COMING SOON! PQDT Open is getting a new home!

ProQuest Open Access Dissertations & Theses will remain freely available as part of a new and enhanced search experience at

Questions? Please refer to this FAQ.

Dissertation/Thesis Abstract

Theoretical and Numerical Modeling of Sessile and Impacting Drops Under Applied Electric Fields
by Khapekar, Prajakta Vinod, M.S., California State University, Long Beach, 2019, 62; 27546162
Abstract (Summary)

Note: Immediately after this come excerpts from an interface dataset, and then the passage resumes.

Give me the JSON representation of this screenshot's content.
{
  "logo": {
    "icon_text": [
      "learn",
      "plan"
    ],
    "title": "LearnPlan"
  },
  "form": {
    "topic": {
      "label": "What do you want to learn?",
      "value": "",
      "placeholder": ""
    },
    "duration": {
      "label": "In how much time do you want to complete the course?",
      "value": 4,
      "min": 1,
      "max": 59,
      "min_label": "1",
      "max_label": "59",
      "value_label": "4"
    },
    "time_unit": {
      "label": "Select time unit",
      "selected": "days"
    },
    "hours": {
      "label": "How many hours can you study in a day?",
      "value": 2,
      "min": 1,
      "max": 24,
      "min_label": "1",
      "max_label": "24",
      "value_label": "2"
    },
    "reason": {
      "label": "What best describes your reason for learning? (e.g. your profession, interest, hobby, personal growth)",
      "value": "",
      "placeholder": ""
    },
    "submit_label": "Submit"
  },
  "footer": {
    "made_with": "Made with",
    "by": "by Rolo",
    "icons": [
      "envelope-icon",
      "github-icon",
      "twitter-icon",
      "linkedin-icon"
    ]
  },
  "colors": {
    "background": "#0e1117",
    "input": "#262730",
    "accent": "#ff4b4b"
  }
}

Electrohydrodynamics (EHD) has been a major area of research interest for many decades, where an applied electric field can be used to change the behavior of various hydrodynamic phenomena. One interesting problem has been the deformation and breakup of liquid droplets under applied electric fields. In this study, we look at the effect of an applied electric field on the behavior of sessile and impacting drops using numerical and analytical approaches.

In the first part of the thesis, we numerically model the deformation of a sessile drop under an applied electric field using Computational Fluid Dynamics (CFD) techniques. A volume of fluid (VOF) approach is used to implement a 2D axisymmetric multiphase model of a sessile drop in the software package STARCCM+. Results are presented showing both the steady and unsteady deformation of the droplet at different applied voltages. A perceptible deformation of the drop is observed, with unsteady motion of the liquid-vapor interface shedding light on the mechanics of the process.

In the second part of the thesis, an analytical model is formulated to explain the results of a drop impact experiment conducted in the presence of an applied electric filed. The experiments indicate that the rebound height of the drop increases with magnitude of electric field, culminating in a necking and drop separation event at a large enough electric field. Analytical expressions for the different forces acting on the impacting drop are developed, namely the gravity, capillary, momentum, and electrostatic forces. An analysis of these forces indicates that the necking and separation of the impacting drop occurs when the upwards electrostatic and momentum forces exceed the downward gravity and capillary forces. The results obtained from the studies performed in this thesis will enable a better understanding of the physics and promote the application of electric fields in practical engineering applications such as boiling, condensation, deicing, electronics thermal management.

Indexing (document details)
Advisor: Dhillon, Navdeep Singh
Commitee: Toossi, Reza, Kalman, Joseph, Moghtadernejad, Sara
School: California State University, Long Beach
Department: Mechanical and Aerospace Engineering
School Location: United States -- California
Source: MAI 81/8(E), Masters Abstracts International
Subjects: Aerospace engineering
Keywords: Sessile, Impacting drops
Publication Number: 27546162
ISBN: 9781658420433
Copyright © 2021 ProQuest LLC. All rights reserved. Terms and Conditions Privacy Policy Cookie Policy